* _AIM OF THE TASK_: Copy out the data below, all of it, exactly.

═══ EXERCISE MATERIALS

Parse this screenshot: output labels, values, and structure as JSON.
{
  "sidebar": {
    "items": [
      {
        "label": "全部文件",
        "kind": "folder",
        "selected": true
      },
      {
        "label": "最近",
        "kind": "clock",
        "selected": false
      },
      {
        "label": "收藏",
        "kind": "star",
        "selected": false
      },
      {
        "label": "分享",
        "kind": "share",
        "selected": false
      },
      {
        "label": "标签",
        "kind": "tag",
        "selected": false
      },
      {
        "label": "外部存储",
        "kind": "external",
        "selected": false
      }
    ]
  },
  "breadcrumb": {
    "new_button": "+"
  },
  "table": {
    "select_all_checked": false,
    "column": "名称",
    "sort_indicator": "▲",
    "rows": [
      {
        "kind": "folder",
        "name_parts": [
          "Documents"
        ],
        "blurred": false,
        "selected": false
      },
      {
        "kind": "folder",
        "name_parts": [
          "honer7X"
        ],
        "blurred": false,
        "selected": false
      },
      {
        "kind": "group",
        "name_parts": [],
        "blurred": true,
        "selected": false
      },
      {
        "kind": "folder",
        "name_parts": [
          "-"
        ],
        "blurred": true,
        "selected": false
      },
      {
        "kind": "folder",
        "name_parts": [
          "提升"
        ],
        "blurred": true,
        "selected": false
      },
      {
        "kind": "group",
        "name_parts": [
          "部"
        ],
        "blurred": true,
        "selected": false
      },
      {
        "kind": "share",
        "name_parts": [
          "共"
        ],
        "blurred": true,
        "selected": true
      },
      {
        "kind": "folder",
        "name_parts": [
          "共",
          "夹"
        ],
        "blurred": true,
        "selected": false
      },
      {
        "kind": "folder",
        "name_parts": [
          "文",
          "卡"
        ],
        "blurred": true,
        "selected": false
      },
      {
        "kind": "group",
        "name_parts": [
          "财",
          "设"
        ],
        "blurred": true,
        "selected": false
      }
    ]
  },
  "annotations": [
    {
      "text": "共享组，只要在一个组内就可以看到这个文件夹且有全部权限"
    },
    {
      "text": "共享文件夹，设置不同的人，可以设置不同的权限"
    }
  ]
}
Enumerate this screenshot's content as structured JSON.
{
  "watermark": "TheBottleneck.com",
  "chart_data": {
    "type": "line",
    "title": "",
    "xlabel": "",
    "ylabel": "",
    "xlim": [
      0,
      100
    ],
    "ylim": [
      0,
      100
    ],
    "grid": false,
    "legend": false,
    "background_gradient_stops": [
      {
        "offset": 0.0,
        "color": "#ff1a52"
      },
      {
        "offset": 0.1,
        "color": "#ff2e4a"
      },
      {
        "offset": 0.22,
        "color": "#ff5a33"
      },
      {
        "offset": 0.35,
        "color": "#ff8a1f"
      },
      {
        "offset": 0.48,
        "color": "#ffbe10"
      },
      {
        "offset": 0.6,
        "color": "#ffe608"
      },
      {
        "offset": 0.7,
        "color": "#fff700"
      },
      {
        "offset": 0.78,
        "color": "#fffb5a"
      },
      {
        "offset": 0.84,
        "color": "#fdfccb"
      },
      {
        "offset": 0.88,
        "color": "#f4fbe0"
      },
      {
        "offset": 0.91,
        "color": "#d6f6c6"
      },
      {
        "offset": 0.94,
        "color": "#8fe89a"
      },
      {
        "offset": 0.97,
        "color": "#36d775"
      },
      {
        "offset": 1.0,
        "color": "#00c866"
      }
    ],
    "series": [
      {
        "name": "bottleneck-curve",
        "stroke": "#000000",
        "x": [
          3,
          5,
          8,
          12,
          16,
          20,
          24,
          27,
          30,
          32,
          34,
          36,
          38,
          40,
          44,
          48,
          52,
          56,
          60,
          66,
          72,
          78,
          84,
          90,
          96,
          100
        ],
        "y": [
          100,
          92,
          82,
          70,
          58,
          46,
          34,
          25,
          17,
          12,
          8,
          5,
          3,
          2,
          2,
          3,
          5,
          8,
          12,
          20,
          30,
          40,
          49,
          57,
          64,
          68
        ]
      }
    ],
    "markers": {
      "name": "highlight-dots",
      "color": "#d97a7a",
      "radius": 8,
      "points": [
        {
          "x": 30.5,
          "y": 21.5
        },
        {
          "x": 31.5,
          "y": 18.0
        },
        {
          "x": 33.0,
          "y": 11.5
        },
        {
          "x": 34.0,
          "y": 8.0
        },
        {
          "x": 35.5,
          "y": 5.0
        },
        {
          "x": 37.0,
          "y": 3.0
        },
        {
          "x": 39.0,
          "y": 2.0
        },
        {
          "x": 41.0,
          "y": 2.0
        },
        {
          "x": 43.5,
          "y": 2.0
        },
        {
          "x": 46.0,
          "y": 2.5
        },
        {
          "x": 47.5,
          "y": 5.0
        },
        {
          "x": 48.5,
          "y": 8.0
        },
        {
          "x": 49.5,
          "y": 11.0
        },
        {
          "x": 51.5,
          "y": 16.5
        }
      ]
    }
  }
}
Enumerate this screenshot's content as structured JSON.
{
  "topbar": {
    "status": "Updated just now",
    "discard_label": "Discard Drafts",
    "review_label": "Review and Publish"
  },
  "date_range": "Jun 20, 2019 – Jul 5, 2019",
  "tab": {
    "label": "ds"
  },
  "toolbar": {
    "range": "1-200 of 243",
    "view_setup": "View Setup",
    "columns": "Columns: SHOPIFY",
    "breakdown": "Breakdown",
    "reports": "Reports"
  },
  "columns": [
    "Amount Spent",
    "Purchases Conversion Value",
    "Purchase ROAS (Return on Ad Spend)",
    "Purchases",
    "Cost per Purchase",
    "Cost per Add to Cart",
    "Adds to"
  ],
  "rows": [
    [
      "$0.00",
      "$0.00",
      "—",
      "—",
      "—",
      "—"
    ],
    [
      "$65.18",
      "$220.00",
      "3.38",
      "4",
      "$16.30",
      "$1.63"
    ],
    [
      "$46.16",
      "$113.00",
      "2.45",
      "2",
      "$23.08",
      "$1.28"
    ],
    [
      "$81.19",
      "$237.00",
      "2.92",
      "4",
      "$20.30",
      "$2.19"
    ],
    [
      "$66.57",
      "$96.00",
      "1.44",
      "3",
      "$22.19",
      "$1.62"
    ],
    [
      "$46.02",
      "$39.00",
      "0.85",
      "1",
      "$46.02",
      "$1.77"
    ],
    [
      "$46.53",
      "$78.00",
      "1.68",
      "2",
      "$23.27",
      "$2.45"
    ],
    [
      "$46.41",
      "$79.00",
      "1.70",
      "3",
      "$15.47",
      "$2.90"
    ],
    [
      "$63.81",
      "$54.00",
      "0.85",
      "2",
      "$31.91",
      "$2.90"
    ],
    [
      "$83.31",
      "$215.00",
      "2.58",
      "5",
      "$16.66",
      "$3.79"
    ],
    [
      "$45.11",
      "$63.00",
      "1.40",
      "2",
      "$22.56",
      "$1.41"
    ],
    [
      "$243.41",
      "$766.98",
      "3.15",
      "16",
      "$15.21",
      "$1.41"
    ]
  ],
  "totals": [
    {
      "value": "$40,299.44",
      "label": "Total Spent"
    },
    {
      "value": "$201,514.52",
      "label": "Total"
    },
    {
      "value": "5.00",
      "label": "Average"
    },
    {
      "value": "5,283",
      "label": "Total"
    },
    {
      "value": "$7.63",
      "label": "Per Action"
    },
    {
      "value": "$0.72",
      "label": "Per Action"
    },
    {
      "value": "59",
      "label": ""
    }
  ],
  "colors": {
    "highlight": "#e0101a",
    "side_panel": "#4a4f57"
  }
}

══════

* _WRITTEN SOLUTION_:
Parse this screenshot: output labels, values, and structure as JSON.
{
  "sidebar": {
    "items": [
      {
        "label": "全部文件",
        "kind": "folder",
        "selected": true
      },
      {
        "label": "最近",
        "kind": "clock",
        "selected": false
      },
      {
        "label": "收藏",
        "kind": "star",
        "selected": false
      },
      {
        "label": "分享",
        "kind": "share",
        "selected": false
      },
      {
        "label": "标签",
        "kind": "tag",
        "selected": false
      },
      {
        "label": "外部存储",
        "kind": "external",
        "selected": false
      }
    ]
  },
  "breadcrumb": {
    "new_button": "+"
  },
  "table": {
    "select_all_checked": false,
    "column": "名称",
    "sort_indicator": "▲",
    "rows": [
      {
        "kind": "folder",
        "name_parts": [
          "Documents"
        ],
        "blurred": false,
        "selected": false
      },
      {
        "kind": "folder",
        "name_parts": [
          "honer7X"
        ],
        "blurred": false,
        "selected": false
      },
      {
        "kind": "group",
        "name_parts": [],
        "blurred": true,
        "selected": false
      },
      {
        "kind": "folder",
        "name_parts": [
          "-"
        ],
        "blurred": true,
        "selected": false
      },
      {
        "kind": "folder",
        "name_parts": [
          "提升"
        ],
        "blurred": true,
        "selected": false
      },
      {
        "kind": "group",
        "name_parts": [
          "部"
        ],
        "blurred": true,
        "selected": false
      },
      {
        "kind": "share",
        "name_parts": [
          "共"
        ],
        "blurred": true,
        "selected": true
      },
      {
        "kind": "folder",
        "name_parts": [
          "共",
          "夹"
        ],
        "blurred": true,
        "selected": false
      },
      {
        "kind": "folder",
        "name_parts": [
          "文",
          "卡"
        ],
        "blurred": true,
        "selected": false
      },
      {
        "kind": "group",
        "name_parts": [
          "财",
          "设"
        ],
        "blurred": true,
        "selected": false
      }
    ]
  },
  "annotations": [
    {
      "text": "共享组，只要在一个组内就可以看到这个文件夹且有全部权限"
    },
    {
      "text": "共享文件夹，设置不同的人，可以设置不同的权限"
    }
  ]
}
Enumerate this screenshot's content as structured JSON.
{
  "watermark": "TheBottleneck.com",
  "chart_data": {
    "type": "line",
    "title": "",
    "xlabel": "",
    "ylabel": "",
    "xlim": [
      0,
      100
    ],
    "ylim": [
      0,
      100
    ],
    "grid": false,
    "legend": false,
    "background_gradient_stops": [
      {
        "offset": 0.0,
        "color": "#ff1a52"
      },
      {
        "offset": 0.1,
        "color": "#ff2e4a"
      },
      {
        "offset": 0.22,
        "color": "#ff5a33"
      },
      {
        "offset": 0.35,
        "color": "#ff8a1f"
      },
      {
        "offset": 0.48,
        "color": "#ffbe10"
      },
      {
        "offset": 0.6,
        "color": "#ffe608"
      },
      {
        "offset": 0.7,
        "color": "#fff700"
      },
      {
        "offset": 0.78,
        "color": "#fffb5a"
      },
      {
        "offset": 0.84,
        "color": "#fdfccb"
      },
      {
        "offset": 0.88,
        "color": "#f4fbe0"
      },
      {
        "offset": 0.91,
        "color": "#d6f6c6"
      },
      {
        "offset": 0.94,
        "color": "#8fe89a"
      },
      {
        "offset": 0.97,
        "color": "#36d775"
      },
      {
        "offset": 1.0,
        "color": "#00c866"
      }
    ],
    "series": [
      {
        "name": "bottleneck-curve",
        "stroke": "#000000",
        "x": [
          3,
          5,
          8,
          12,
          16,
          20,
          24,
          27,
          30,
          32,
          34,
          36,
          38,
          40,
          44,
          48,
          52,
          56,
          60,
          66,
          72,
          78,
          84,
          90,
          96,
          100
        ],
        "y": [
          100,
          92,
          82,
          70,
          58,
          46,
          34,
          25,
          17,
          12,
          8,
          5,
          3,
          2,
          2,
          3,
          5,
          8,
          12,
          20,
          30,
          40,
          49,
          57,
          64,
          68
        ]
      }
    ],
    "markers": {
      "name": "highlight-dots",
      "color": "#d97a7a",
      "radius": 8,
      "points": [
        {
          "x": 30.5,
          "y": 21.5
        },
        {
          "x": 31.5,
          "y": 18.0
        },
        {
          "x": 33.0,
          "y": 11.5
        },
        {
          "x": 34.0,
          "y": 8.0
        },
        {
          "x": 35.5,
          "y": 5.0
        },
        {
          "x": 37.0,
          "y": 3.0
        },
        {
          "x": 39.0,
          "y": 2.0
        },
        {
          "x": 41.0,
          "y": 2.0
        },
        {
          "x": 43.5,
          "y": 2.0
        },
        {
          "x": 46.0,
          "y": 2.5
        },
        {
          "x": 47.5,
          "y": 5.0
        },
        {
          "x": 48.5,
          "y": 8.0
        },
        {
          "x": 49.5,
          "y": 11.0
        },
        {
          "x": 51.5,
          "y": 16.5
        }
      ]
    }
  }
}
Enumerate this screenshot's content as structured JSON.
{
  "topbar": {
    "status": "Updated just now",
    "discard_label": "Discard Drafts",
    "review_label": "Review and Publish"
  },
  "date_range": "Jun 20, 2019 – Jul 5, 2019",
  "tab": {
    "label": "ds"
  },
  "toolbar": {
    "range": "1-200 of 243",
    "view_setup": "View Setup",
    "columns": "Columns: SHOPIFY",
    "breakdown": "Breakdown",
    "reports": "Reports"
  },
  "columns": [
    "Amount Spent",
    "Purchases Conversion Value",
    "Purchase ROAS (Return on Ad Spend)",
    "Purchases",
    "Cost per Purchase",
    "Cost per Add to Cart",
    "Adds to"
  ],
  "rows": [
    [
      "$0.00",
      "$0.00",
      "—",
      "—",
      "—",
      "—"
    ],
    [
      "$65.18",
      "$220.00",
      "3.38",
      "4",
      "$16.30",
      "$1.63"
    ],
    [
      "$46.16",
      "$113.00",
      "2.45",
      "2",
      "$23.08",
      "$1.28"
    ],
    [
      "$81.19",
      "$237.00",
      "2.92",
      "4",
      "$20.30",
      "$2.19"
    ],
    [
      "$66.57",
      "$96.00",
      "1.44",
      "3",
      "$22.19",
      "$1.62"
    ],
    [
      "$46.02",
      "$39.00",
      "0.85",
      "1",
      "$46.02",
      "$1.77"
    ],
    [
      "$46.53",
      "$78.00",
      "1.68",
      "2",
      "$23.27",
      "$2.45"
    ],
    [
      "$46.41",
      "$79.00",
      "1.70",
      "3",
      "$15.47",
      "$2.90"
    ],
    [
      "$63.81",
      "$54.00",
      "0.85",
      "2",
      "$31.91",
      "$2.90"
    ],
    [
      "$83.31",
      "$215.00",
      "2.58",
      "5",
      "$16.66",
      "$3.79"
    ],
    [
      "$45.11",
      "$63.00",
      "1.40",
      "2",
      "$22.56",
      "$1.41"
    ],
    [
      "$243.41",
      "$766.98",
      "3.15",
      "16",
      "$15.21",
      "$1.41"
    ]
  ],
  "totals": [
    {
      "value": "$40,299.44",
      "label": "Total Spent"
    },
    {
      "value": "$201,514.52",
      "label": "Total"
    },
    {
      "value": "5.00",
      "label": "Average"
    },
    {
      "value": "5,283",
      "label": "Total"
    },
    {
      "value": "$7.63",
      "label": "Per Action"
    },
    {
      "value": "$0.72",
      "label": "Per Action"
    },
    {
      "value": "59",
      "label": ""
    }
  ],
  "colors": {
    "highlight": "#e0101a",
    "side_panel": "#4a4f57"
  }
}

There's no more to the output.